for Jim Ward and the clever folks at Fast Forward as well as Hal and the
Mystic Eye Crew and Henry and the folks at Paradigm concepts. There are so many,
I just cannot list them all here. Of course, if you think outside the gaming box,
I would loved to have been able to work with CS Lewis or JRR himself, but then
wouldn't we all.
Any chance of seeing an official "The End/Call of Cthulhu"
adventure/sourcebook? The folks at Chaosium have done some crossover products
before with Pinnacle for example, and this seems to be an almost natural
We would love that! Some playing groups already do that. We know of two paths.
One group just substited a Cthulhu apocalypse for the Book of Revelation
apocalypse. The other simply places the Book of Revelation as one step along the
timeline to rise of R'lyeh (sp?) and has the Cthulhu mythis slowly filling the
void left by the departure of God. I like the second one better—much more
creepy—can you imagine Shub Niggurath (sp) creeping through the decaying streets
of Indianapolis driving the lost souls insane...
Any plans for meaty sourcebooks or are the future End books going to be a
The future books will be smaller than the The End core book. The Boston Massacre
is a little shy of 100 pages. Washington DC: The Dogs of War (late October) will
be 120+. We will also stick with the 6 by 9 inch size.

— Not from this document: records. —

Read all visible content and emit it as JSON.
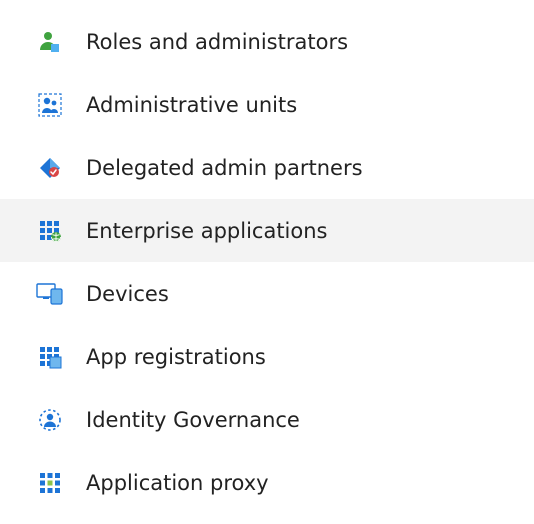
{
  "sidebar": {
    "items": [
      {
        "label": "Roles and administrators",
        "selected": false
      },
      {
        "label": "Administrative units",
        "selected": false
      },
      {
        "label": "Delegated admin partners",
        "selected": false
      },
      {
        "label": "Enterprise applications",
        "selected": true
      },
      {
        "label": "Devices",
        "selected": false
      },
      {
        "label": "App registrations",
        "selected": false
      },
      {
        "label": "Identity Governance",
        "selected": false
      },
      {
        "label": "Application proxy",
        "selected": false
      }
    ]
  }
}
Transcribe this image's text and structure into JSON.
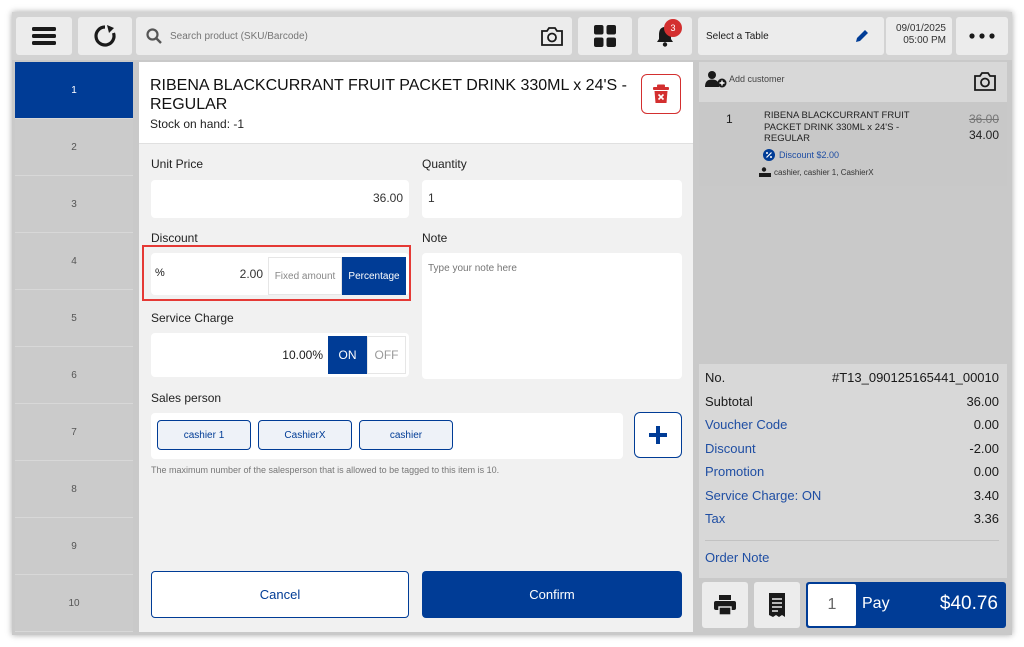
{
  "topbar": {
    "search_placeholder": "Search product (SKU/Barcode)",
    "notification_count": "3",
    "table_select": "Select a Table",
    "date": "09/01/2025",
    "time": "05:00 PM"
  },
  "tables": [
    "1",
    "2",
    "3",
    "4",
    "5",
    "6",
    "7",
    "8",
    "9",
    "10"
  ],
  "modal": {
    "title": "RIBENA BLACKCURRANT FRUIT PACKET DRINK 330ML x 24'S - REGULAR",
    "stock": "Stock on hand: -1",
    "unit_price_label": "Unit Price",
    "unit_price": "36.00",
    "quantity_label": "Quantity",
    "quantity": "1",
    "discount_label": "Discount",
    "discount_symbol": "%",
    "discount_value": "2.00",
    "fixed_amount": "Fixed amount",
    "percentage": "Percentage",
    "note_label": "Note",
    "note_placeholder": "Type your note here",
    "service_charge_label": "Service Charge",
    "service_charge_value": "10.00%",
    "on": "ON",
    "off": "OFF",
    "sales_person_label": "Sales person",
    "sales_persons": [
      "cashier 1",
      "CashierX",
      "cashier"
    ],
    "hint": "The maximum number of the salesperson that is allowed to be tagged to this item is 10.",
    "cancel": "Cancel",
    "confirm": "Confirm"
  },
  "order": {
    "add_customer": "Add customer",
    "item_qty": "1",
    "item_name": "RIBENA BLACKCURRANT FRUIT PACKET DRINK 330ML x 24'S - REGULAR",
    "item_discount": "Discount $2.00",
    "item_staff": "cashier, cashier 1, CashierX",
    "item_original_price": "36.00",
    "item_price": "34.00",
    "no_label": "No.",
    "no_value": "#T13_090125165441_00010",
    "rows": [
      {
        "label": "Subtotal",
        "value": "36.00",
        "blue": false
      },
      {
        "label": "Voucher Code",
        "value": "0.00",
        "blue": true
      },
      {
        "label": "Discount",
        "value": "-2.00",
        "blue": true
      },
      {
        "label": "Promotion",
        "value": "0.00",
        "blue": true
      },
      {
        "label": "Service Charge: ON",
        "value": "3.40",
        "blue": true
      },
      {
        "label": "Tax",
        "value": "3.36",
        "blue": true
      }
    ],
    "order_note": "Order Note",
    "pay_count": "1",
    "pay_label": "Pay",
    "pay_total": "$40.76"
  },
  "colors": {
    "primary": "#003c96",
    "danger": "#d32f2f"
  }
}
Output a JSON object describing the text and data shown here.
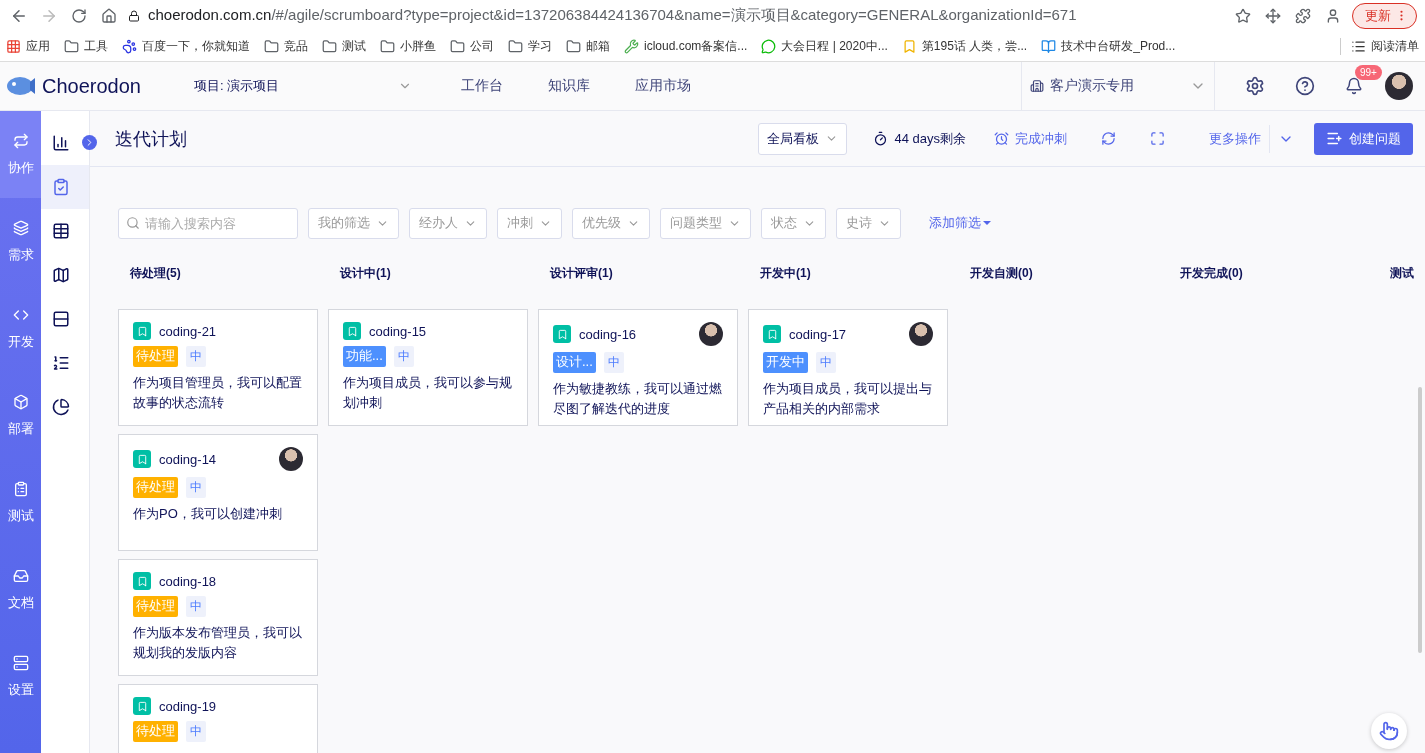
{
  "browser": {
    "url_host": "choerodon.com.cn",
    "url_path": "/#/agile/scrumboard?type=project&id=137206384424136704&name=演示项目&category=GENERAL&organizationId=671",
    "update_button": "更新",
    "bookmarks": [
      {
        "kind": "apps",
        "label": "应用"
      },
      {
        "kind": "folder",
        "label": "工具"
      },
      {
        "kind": "paw",
        "label": "百度一下，你就知道"
      },
      {
        "kind": "folder",
        "label": "竞品"
      },
      {
        "kind": "folder",
        "label": "测试"
      },
      {
        "kind": "folder",
        "label": "小胖鱼"
      },
      {
        "kind": "folder",
        "label": "公司"
      },
      {
        "kind": "folder",
        "label": "学习"
      },
      {
        "kind": "folder",
        "label": "邮箱"
      },
      {
        "kind": "tool",
        "label": "icloud.com备案信..."
      },
      {
        "kind": "chat",
        "label": "大会日程 | 2020中..."
      },
      {
        "kind": "comic",
        "label": "第195话 人类，尝..."
      },
      {
        "kind": "w",
        "label": "技术中台研发_Prod..."
      }
    ],
    "reading_list": "阅读清单"
  },
  "header": {
    "logo": "Choerodon",
    "project": "项目: 演示项目",
    "nav": [
      "工作台",
      "知识库",
      "应用市场"
    ],
    "organization": "客户演示专用",
    "notifications": "99+"
  },
  "rail": [
    {
      "label": "协作",
      "selected": true
    },
    {
      "label": "需求",
      "selected": false
    },
    {
      "label": "开发",
      "selected": false
    },
    {
      "label": "部署",
      "selected": false
    },
    {
      "label": "测试",
      "selected": false
    },
    {
      "label": "文档",
      "selected": false
    },
    {
      "label": "设置",
      "selected": false
    }
  ],
  "subnav": [
    {
      "kind": "chart",
      "selected": false
    },
    {
      "kind": "check",
      "selected": true
    },
    {
      "kind": "table",
      "selected": false
    },
    {
      "kind": "map",
      "selected": false
    },
    {
      "kind": "rows",
      "selected": false
    },
    {
      "kind": "list",
      "selected": false
    },
    {
      "kind": "pie",
      "selected": false
    }
  ],
  "page": {
    "title": "迭代计划",
    "board_select": "全局看板",
    "remaining": "44 days剩余",
    "complete_sprint": "完成冲刺",
    "more_actions": "更多操作",
    "create_issue": "创建问题"
  },
  "filters": {
    "search_placeholder": "请输入搜索内容",
    "dropdowns": [
      "我的筛选",
      "经办人",
      "冲刺",
      "优先级",
      "问题类型",
      "状态",
      "史诗"
    ],
    "add_filter": "添加筛选"
  },
  "columns": [
    {
      "title": "待处理(5)",
      "cards": [
        {
          "key": "coding-21",
          "status": "待处理",
          "color": "#ffb100",
          "priority": "中",
          "summary": "作为项目管理员，我可以配置故事的状态流转",
          "assignee": false
        },
        {
          "key": "coding-14",
          "status": "待处理",
          "color": "#ffb100",
          "priority": "中",
          "summary": "作为PO，我可以创建冲刺",
          "assignee": true
        },
        {
          "key": "coding-18",
          "status": "待处理",
          "color": "#ffb100",
          "priority": "中",
          "summary": "作为版本发布管理员，我可以规划我的发版内容",
          "assignee": false
        },
        {
          "key": "coding-19",
          "status": "待处理",
          "color": "#ffb100",
          "priority": "中",
          "assignee": false
        }
      ]
    },
    {
      "title": "设计中(1)",
      "cards": [
        {
          "key": "coding-15",
          "status": "功能...",
          "color": "#4d90fe",
          "priority": "中",
          "summary": "作为项目成员，我可以参与规划冲刺",
          "assignee": false
        }
      ]
    },
    {
      "title": "设计评审(1)",
      "cards": [
        {
          "key": "coding-16",
          "status": "设计...",
          "color": "#4d90fe",
          "priority": "中",
          "summary": "作为敏捷教练，我可以通过燃尽图了解迭代的进度",
          "assignee": true
        }
      ]
    },
    {
      "title": "开发中(1)",
      "cards": [
        {
          "key": "coding-17",
          "status": "开发中",
          "color": "#4d90fe",
          "priority": "中",
          "summary": "作为项目成员，我可以提出与产品相关的内部需求",
          "assignee": true
        }
      ]
    },
    {
      "title": "开发自测(0)"
    },
    {
      "title": "开发完成(0)"
    },
    {
      "title": "测试"
    }
  ]
}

Our fans really seem to
like it. Salavation's Tears, Thirty Pieces of Silver, the Dark Arts, and The
Diggers Guide will probably all be around 100 pages.
Where's the fiction line? One of the funniest things happened when I was
reading the book in that my mother thought it was a fiction line and snagged it
from me. She kept looking for the end of the story.
All I can say is that we are working on it. We may even go the graphic comic book direction.
Any chance we'll see Cults & Conspiracies go D20? There were a lot of
great organizations in there but the system was a little too much to convert
without some experience with Of Gods & Men and D20.
Very likely. Next year, you may see it released as a downloadable .pdf or
something similar. C & C is a great book with a solid following.
How are the conversion works going for the die-hard D20 haters?
We will post the old system as .pdf download, but we have no plans for a dual
system book. Sorry, folks.
Are there any plans for a Monster Manual type book for the End Covering
Angels and other left behind Outsiders?
There is not currently one in the production line, but we are open to
submissions... Outsiders in The End are really trapped beings who are cut off from
their power sources, but sill immensely powerful. You will also see them lurking
in the background of a number of our supplements.
What do you think that the pen and paper rpg industry needs to do to stay
competitive with X-Box, computer games, and other avenues of brain death?
Stay social. Face to face contact is a necessity for humanity (you would not want
your Ennui score to get too high!). This is the only advantage pen and paper has.
Ironically, on the flip side, pen and paper needs to embrace the computer in its
games as well. A strange symbiosis, but a necessary one.
What's a typical day in the office like?
I get up about 6 and work for an hour at the home office answering fan emails and
message board questions while cranking out advertising and source material. I
head to the day job where I mix in both types of work. I head home, have dinner,
put in another couple of hours on the game work. If I am lucky, I mix in some
sports and spend time with my lovely wife and baby son. Rinse, repeat. Not to say
it's boring. It is most certainly not, but it is repetitive. You will not get
anywhere in life without hard, constant work. I am no different than the next
guy. Being a game designer is hard work—which you have to love.
Any last words?
Yes, don't take yourself too seriously, read a lot, and try to learn something
new everyday. Make the most of what God gave you.